July 26th, 2022

Proposed Changes to Pennsylvania’s Sentencing Guidelines

The Pennsylvania Commission on Sentencing has proposed a comprehensive review of the sentencing guidelines.  These proposed changes modify both the offense gravity score categories and prior record score categories.  A working draft of the proposed changes is currently subject to a public comment period and may become effective in the near future.

An offense gravity score is a point value assigned to each criminal offense based on the severity of the offense.  Similarly, a prior record score is a category based on the number and severity of a defendant’s prior convictions, including out-of-state convictions.

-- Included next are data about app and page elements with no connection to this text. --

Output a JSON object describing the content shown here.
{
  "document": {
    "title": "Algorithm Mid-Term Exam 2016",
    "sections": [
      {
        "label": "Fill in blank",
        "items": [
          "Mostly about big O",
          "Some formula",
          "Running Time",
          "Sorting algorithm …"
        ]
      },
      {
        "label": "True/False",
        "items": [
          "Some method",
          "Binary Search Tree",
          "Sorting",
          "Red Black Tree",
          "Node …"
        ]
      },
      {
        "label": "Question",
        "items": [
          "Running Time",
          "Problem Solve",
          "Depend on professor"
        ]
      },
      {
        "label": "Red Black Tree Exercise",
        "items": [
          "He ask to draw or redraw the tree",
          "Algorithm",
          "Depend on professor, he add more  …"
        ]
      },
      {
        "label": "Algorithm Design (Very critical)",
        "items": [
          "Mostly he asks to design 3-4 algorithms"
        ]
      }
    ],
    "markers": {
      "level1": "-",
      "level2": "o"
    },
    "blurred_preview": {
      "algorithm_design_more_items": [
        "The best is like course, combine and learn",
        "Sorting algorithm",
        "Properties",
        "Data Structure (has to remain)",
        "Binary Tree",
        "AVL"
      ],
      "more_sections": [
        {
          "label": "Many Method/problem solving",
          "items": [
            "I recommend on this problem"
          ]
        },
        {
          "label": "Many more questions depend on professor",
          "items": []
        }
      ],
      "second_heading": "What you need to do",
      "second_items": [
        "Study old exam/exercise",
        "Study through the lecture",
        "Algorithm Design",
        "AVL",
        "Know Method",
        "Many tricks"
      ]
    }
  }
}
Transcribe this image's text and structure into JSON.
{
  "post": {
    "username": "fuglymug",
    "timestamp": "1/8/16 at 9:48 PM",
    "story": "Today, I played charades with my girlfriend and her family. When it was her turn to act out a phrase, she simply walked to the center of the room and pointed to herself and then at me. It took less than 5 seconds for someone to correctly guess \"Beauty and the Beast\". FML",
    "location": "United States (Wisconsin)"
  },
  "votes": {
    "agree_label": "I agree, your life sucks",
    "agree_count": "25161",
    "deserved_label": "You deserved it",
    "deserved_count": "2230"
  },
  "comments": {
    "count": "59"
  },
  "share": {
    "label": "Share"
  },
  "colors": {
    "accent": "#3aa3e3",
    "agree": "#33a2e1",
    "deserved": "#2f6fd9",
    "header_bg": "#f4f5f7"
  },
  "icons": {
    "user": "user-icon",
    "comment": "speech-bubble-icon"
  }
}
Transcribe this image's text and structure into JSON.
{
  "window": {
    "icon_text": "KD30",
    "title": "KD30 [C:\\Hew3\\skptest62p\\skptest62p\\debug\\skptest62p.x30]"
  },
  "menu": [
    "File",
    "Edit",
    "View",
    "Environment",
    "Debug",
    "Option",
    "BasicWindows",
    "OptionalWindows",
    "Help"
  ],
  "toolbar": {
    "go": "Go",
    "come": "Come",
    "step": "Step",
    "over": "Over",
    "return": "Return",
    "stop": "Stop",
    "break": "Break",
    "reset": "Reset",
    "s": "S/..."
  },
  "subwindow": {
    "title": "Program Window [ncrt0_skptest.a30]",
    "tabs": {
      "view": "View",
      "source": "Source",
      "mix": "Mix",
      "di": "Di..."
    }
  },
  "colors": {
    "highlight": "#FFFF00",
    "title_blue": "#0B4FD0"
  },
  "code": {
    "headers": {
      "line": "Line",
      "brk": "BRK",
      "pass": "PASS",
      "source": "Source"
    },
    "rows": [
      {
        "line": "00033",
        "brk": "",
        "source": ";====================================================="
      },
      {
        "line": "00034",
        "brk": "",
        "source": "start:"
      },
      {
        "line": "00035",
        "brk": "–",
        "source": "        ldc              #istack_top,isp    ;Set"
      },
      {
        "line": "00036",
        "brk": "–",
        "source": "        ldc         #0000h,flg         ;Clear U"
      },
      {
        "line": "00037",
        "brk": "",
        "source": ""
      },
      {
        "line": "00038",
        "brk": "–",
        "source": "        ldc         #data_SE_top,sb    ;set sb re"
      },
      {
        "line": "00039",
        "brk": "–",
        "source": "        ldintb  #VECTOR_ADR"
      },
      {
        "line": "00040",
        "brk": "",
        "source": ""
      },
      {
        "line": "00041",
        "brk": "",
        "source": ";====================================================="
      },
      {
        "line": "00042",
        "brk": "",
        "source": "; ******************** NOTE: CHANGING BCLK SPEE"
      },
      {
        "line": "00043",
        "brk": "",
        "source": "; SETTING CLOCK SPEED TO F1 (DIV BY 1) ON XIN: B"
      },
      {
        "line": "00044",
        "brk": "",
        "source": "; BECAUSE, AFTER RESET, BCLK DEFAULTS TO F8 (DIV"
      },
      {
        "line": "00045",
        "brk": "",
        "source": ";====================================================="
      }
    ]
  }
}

Pennsylvania’s sentencing guidelines use offense gravity scores and prior record scores to tabulate a standard range minimum sentence for a particular defendant convicted of a specific offense. 

Under the current 7th Edition of the sentencing guidelines, originally adopted in 2012, there are 15 offense gravity score categories, 14 general categories, and 1 category for Murder 1 and Murder 2.  The proposed changes expand the number of offense gravity score categories to 42, 36 general categories, and 6 for Murder 1 and Murder 2.  These changes are intended to provide more targeted and consistent sentencing recommendations.  Additionally, these modifications address offense adjustments, sentencing factor adjustments, general enhancement provisions, and certain offense-specific enhancement provisions.  The most notable of these changes are sentencing factor adjustments, which allow for upward or downward departures for circumstances like cooperation, course of conduct, and a defendant’s role in the offense.

Under the current guidelines, there are 8 prior records score categories (0-5, RFEL, and REVOC).  The proposed guidelines would replace these with four categories, 0, Low, Medium, and High.  This modification includes new lapsing provisions where prior convictions no longer count if a defendant has been crime-free for a significant period of time.

Specifically, if a defendant has not committed any criminal offense within the last 10 years, all misdemeanor offenses, all ungraded felony offenses, and all third-degree felony offenses are removed from consideration of his or her prior record score.  If a defendant has not committed any criminal offense within the last 15 years, all offenses except crimes of violence are removed from consideration of his or her prior record score.  Finally, if a defendant has not committed any criminal offense within the last 25 years, all offenses are removed from consideration of his or her prior record score.

There are also significant changes proposed for lapsing of juvenile offenses.  Specifically, offenses committed before the offender turned 14 years old, second-degree misdemeanors, and third-degree misdemeanors are not considered in calculating a prior record score.  At the age of 21, juvenile adjudications for first-degree misdemeanors, third-degree felonies, and ungraded felonies would be excluded from the prior record calculation.  At the age of 25, juvenile adjudications for first-degree felonies and second-degree felonies that are not crimes of violence would be excluded from the prior record score calculation.  If the defendant has been crime-free for a 10 year prior, all previous juvenile adjudications, including crimes of violence, would be excluded from the prior record score calculation.

The proposed guidelines place an offender in a prior record category of 0, Low, Medium, or High based on his or her most serious prior adjudication and the number similarly graded adjudications.  A defendant with no prior convictions has a 0 prior record score, just as under the current version of the sentencing guidelines.  A defendant with 1 or more convictions for ungraded misdemeanors, third-degree misdemeanors, and/or second-degree misdemeanors has a Low prior record score.  A defendant who has 2 or more convictions for first-degree misdemeanors, any number of prior convictions for ungraded or third-degree felonies, or only one conviction for a first-degree or second degree felony or crime of violence has a prior record score of Medium.  Finally, a defendant with multiple convictions for first-degree or second-degree felonies and/or crimes of violence has a prior record score of High.  A crime of violence is defined by statute in 42 Pa.C.S.A. § 9714(g) and includes murder, manslaughter, aggravated assault, strangulation, rape, and robbery, among others.

The proposed basic sentencing matrix includes 7 different offense levels, A through H.  Aggravated and mitigated range sentences are assigned pursuant to these levels, rather than by offense gravity score.

The proposed basic sentencing matrix is provided below, together with the current sentencing matrix, for comparison.  The proposed changes aim to provide a more tailored approach to sentencing.  Offense gravity scores, prior record scores, and potential downward or upward departures in these guidelines play a crucial role in criminal sentencing proceedings.  The experienced attorneys at Gross McGinley, LLP can guide you through pleas, trial, and sentencing proceedings to ensure that you reach the best possible resolution.

Sara Moyer is an associate attorney at Gross McGinley and practices with the Criminal DefenseMedical Malpractice Defense, and Litigation Teams.

The content found in this resource is for informational reference use only and is not considered legal advice. Laws at all levels of government change frequently and the information found here may be or become outdated. It is recommended to consult your attorney for the most up-to-date information regarding current laws and legal matters.